Worse, even as their sources have been proven unreliable and misleading, they continue to rely on these sources and grant them complete credibility. How is that oversight?

Michael said...

Absolutely amazing that they would actually say "The auditors are out-of-state and are sometimes not knowledgeable about local processes and laws. There has definitely been a learning process for them in terms of language and processes."

While the contractors may be from out-of-state, it does not take a rocket scientist to read the laws of this state. Moreover, the auditors office (the people that actually are state employees and work directly for Sonntag) is involved at every stage of the audit, and review all the work of the contracted auditors. If there is a misinterpretation of the law by the contracted out-of-state auditors, the agency's staff will catch that. The only learning process is the need to learn the convoluted processes of the district - which most district staff don't even understand. And in the end, the auditor's office issues the report, not the contractor.
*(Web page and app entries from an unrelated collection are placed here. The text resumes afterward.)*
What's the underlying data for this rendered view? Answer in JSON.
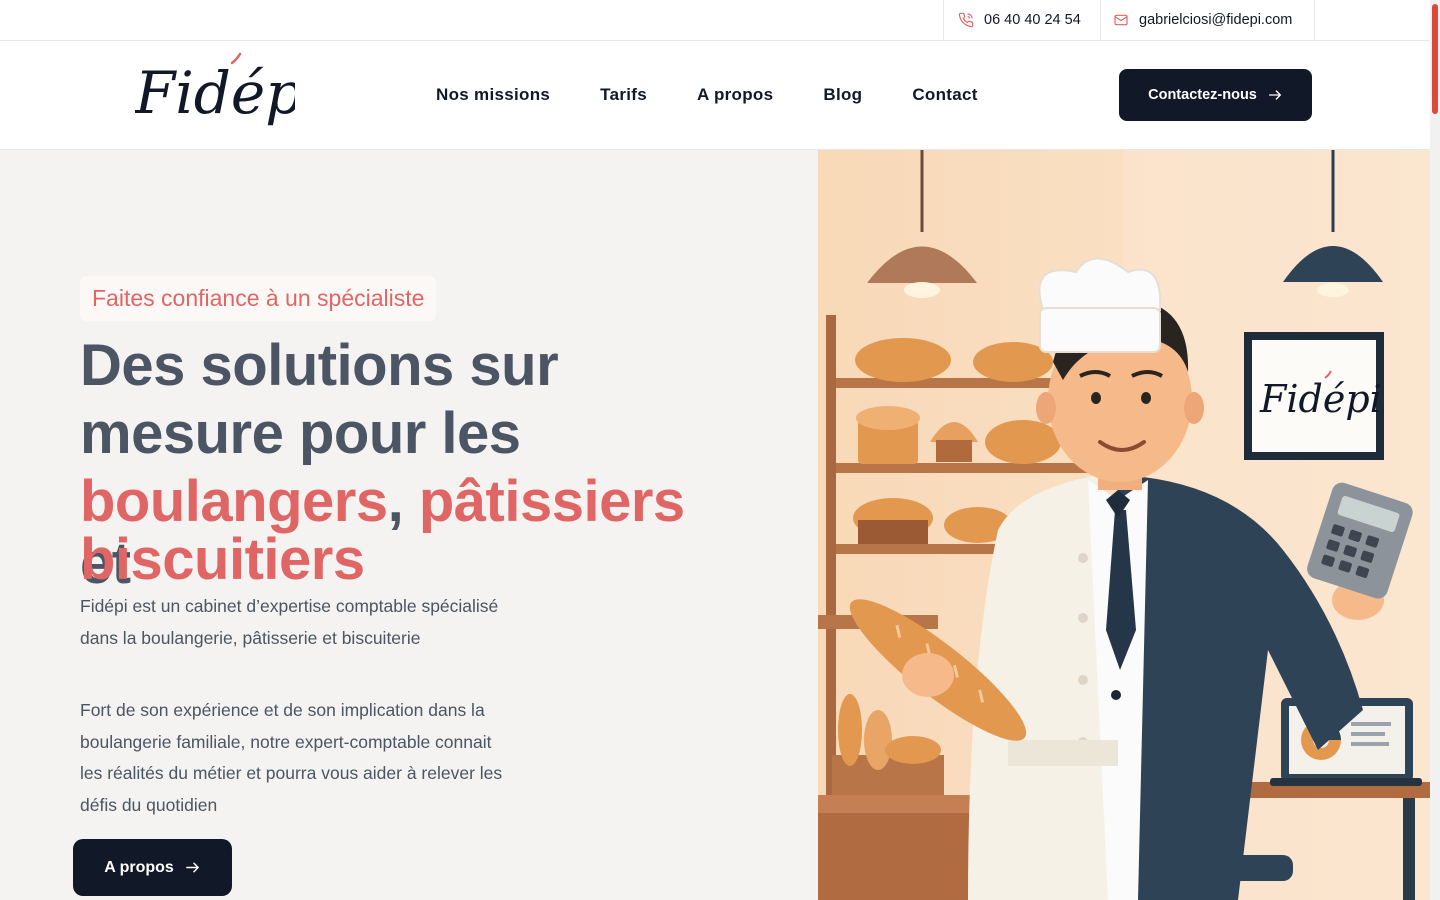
{
  "topbar": {
    "phone": "06 40 40 24 54",
    "email": "gabrielciosi@fidepi.com"
  },
  "header": {
    "logo_text": "Fidépi",
    "nav": [
      {
        "label": "Nos missions"
      },
      {
        "label": "Tarifs"
      },
      {
        "label": "A propos"
      },
      {
        "label": "Blog"
      },
      {
        "label": "Contact"
      }
    ],
    "cta_label": "Contactez-nous"
  },
  "hero": {
    "badge": "Faites confiance à un spécialiste",
    "headline": {
      "line1": "Des solutions sur",
      "line2": "mesure pour les",
      "word_boulangers": "boulangers",
      "comma": ",",
      "word_patissiers": "pâtissiers",
      "word_et": "et",
      "word_biscuitiers": "biscuitiers"
    },
    "desc1": "Fidépi est un cabinet d’expertise comptable spécialisé dans la boulangerie, pâtisserie et biscuiterie",
    "desc2": "Fort de son expérience et de son implication dans la boulangerie familiale, notre expert-comptable connait les réalités du métier et pourra vous aider à relever les défis du quotidien",
    "button_label": "A propos",
    "illustration_sign": "Fidépi"
  },
  "colors": {
    "accent": "#e06666",
    "dark": "#111827",
    "hero_bg": "#f4f3f1",
    "scroll_thumb": "#d84a3b"
  },
  "icons": {
    "phone": "phone-icon",
    "mail": "mail-icon",
    "arrow": "arrow-right-icon"
  }
}
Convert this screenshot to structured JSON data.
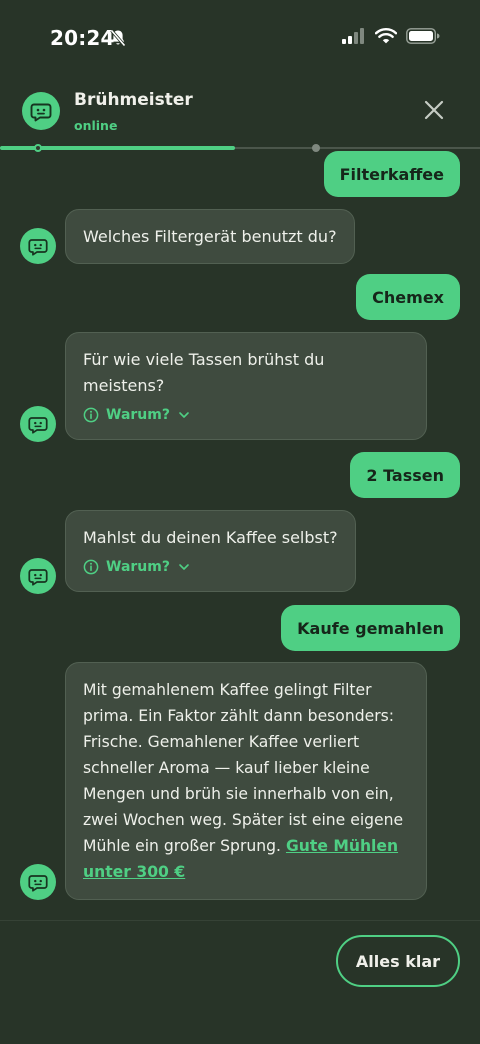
{
  "status_bar": {
    "time": "20:24"
  },
  "header": {
    "bot_name": "Brühmeister",
    "status": "online"
  },
  "progress": {
    "fraction": 0.49
  },
  "messages": [
    {
      "from": "user",
      "text": "Filterkaffee"
    },
    {
      "from": "bot",
      "text": "Welches Filtergerät benutzt du?"
    },
    {
      "from": "user",
      "text": "Chemex"
    },
    {
      "from": "bot",
      "text": "Für wie viele Tassen brühst du meistens?",
      "why": "Warum?"
    },
    {
      "from": "user",
      "text": "2 Tassen"
    },
    {
      "from": "bot",
      "text": "Mahlst du deinen Kaffee selbst?",
      "why": "Warum?"
    },
    {
      "from": "user",
      "text": "Kaufe gemahlen"
    },
    {
      "from": "bot",
      "text": "Mit gemahlenem Kaffee gelingt Filter prima. Ein Faktor zählt dann besonders: Frische. Gemahlener Kaffee verliert schneller Aroma — kauf lieber kleine Mengen und brüh sie innerhalb von ein, zwei Wochen weg. Später ist eine eigene Mühle ein großer Sprung.",
      "link": "Gute Mühlen unter 300 €"
    }
  ],
  "footer": {
    "button_label": "Alles klar"
  },
  "colors": {
    "accent": "#4fcf84",
    "background": "#283428",
    "bot_bubble": "#3f4b3f"
  },
  "icons": {
    "status": [
      "bell-slash-icon",
      "signal-icon",
      "wifi-icon",
      "battery-icon"
    ],
    "bot": "robot-face-icon",
    "close": "close-icon",
    "why": "info-icon",
    "expand": "chevron-down-icon"
  }
}
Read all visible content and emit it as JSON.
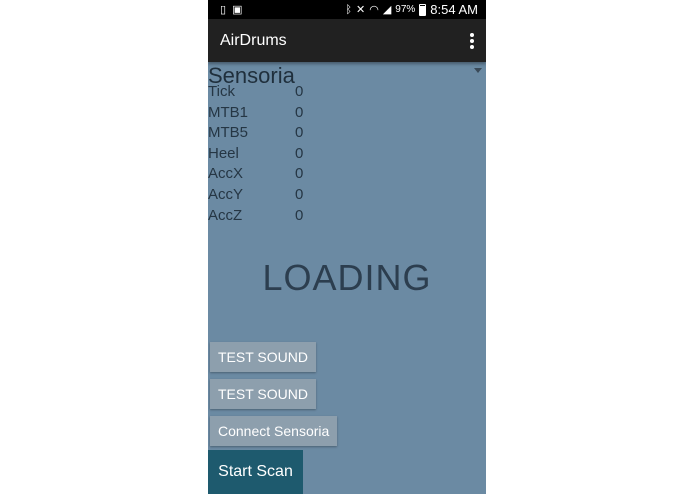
{
  "status_bar": {
    "battery_percent": "97%",
    "time": "8:54 AM"
  },
  "action_bar": {
    "title": "AirDrums"
  },
  "device_spinner": {
    "selected": "Sensoria"
  },
  "readings": [
    {
      "label": "Tick",
      "value": "0"
    },
    {
      "label": "MTB1",
      "value": "0"
    },
    {
      "label": "MTB5",
      "value": "0"
    },
    {
      "label": "Heel",
      "value": "0"
    },
    {
      "label": "AccX",
      "value": "0"
    },
    {
      "label": "AccY",
      "value": "0"
    },
    {
      "label": "AccZ",
      "value": "0"
    }
  ],
  "loading_text": "LOADING",
  "buttons": {
    "test_sound_1": "TEST SOUND",
    "test_sound_2": "TEST SOUND",
    "connect": "Connect Sensoria",
    "start_scan": "Start Scan"
  },
  "colors": {
    "background": "#6b8aa3",
    "action_bar": "#212121",
    "button": "#8d9fad",
    "scan_button": "#1e5a6e"
  }
}
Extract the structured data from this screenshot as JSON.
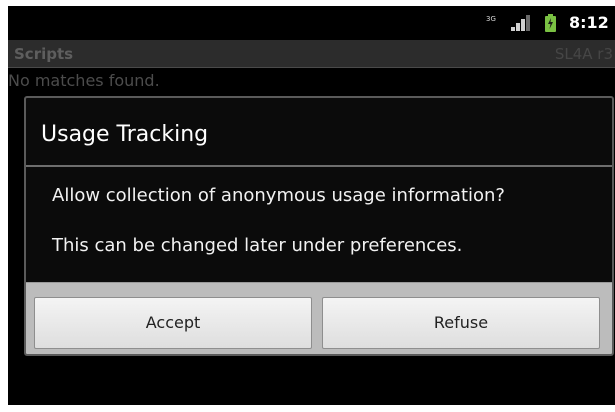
{
  "status_bar": {
    "sim_icon": "sim-3g-icon",
    "sim_text": "3G",
    "signal_icon": "signal-strength-icon",
    "battery_icon": "battery-charging-icon",
    "time": "8:12"
  },
  "app_bar": {
    "title": "Scripts",
    "version": "SL4A r3"
  },
  "main": {
    "empty_message": "No matches found."
  },
  "dialog": {
    "title": "Usage Tracking",
    "message_1": "Allow collection of anonymous usage information?",
    "message_2": "This can be changed later under preferences.",
    "accept_label": "Accept",
    "refuse_label": "Refuse"
  },
  "colors": {
    "background": "#000000",
    "battery_accent": "#7ac143",
    "button_bar": "#bcbcbc"
  }
}
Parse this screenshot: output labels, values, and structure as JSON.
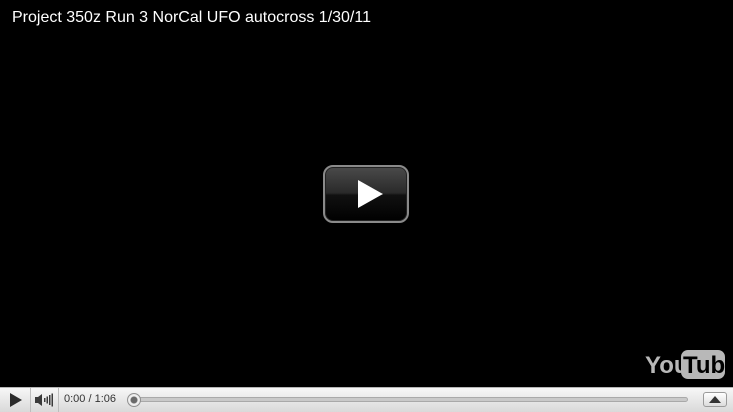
{
  "video": {
    "title": "Project 350z Run 3 NorCal UFO autocross 1/30/11"
  },
  "controls": {
    "current_time": "0:00",
    "separator": "/",
    "duration": "1:06",
    "progress": 0
  },
  "icons": {
    "big_play": "play-icon",
    "play": "play-icon",
    "volume": "speaker-icon",
    "expand": "expand-up-icon",
    "logo": "youtube-logo"
  },
  "logo": {
    "text_you": "You",
    "text_tube": "Tube"
  },
  "colors": {
    "background": "#000000",
    "title_text": "#ffffff",
    "control_bar_top": "#f7f7f7",
    "control_bar_bottom": "#d9d9d9",
    "progress_played": "#cc181e"
  }
}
The auditor, Sonntag, takes responsibility for the report.

This sounds like they are formulating a response ahead of a potentially damaging audit - blame the auditor! - they're from out-of-state!! Typical bureaucratic refusal to accept responsibility for major screw-ups.

What the district refuses to accept is that the auditor is not a consultant. The auditor's client is the citizens of Washington.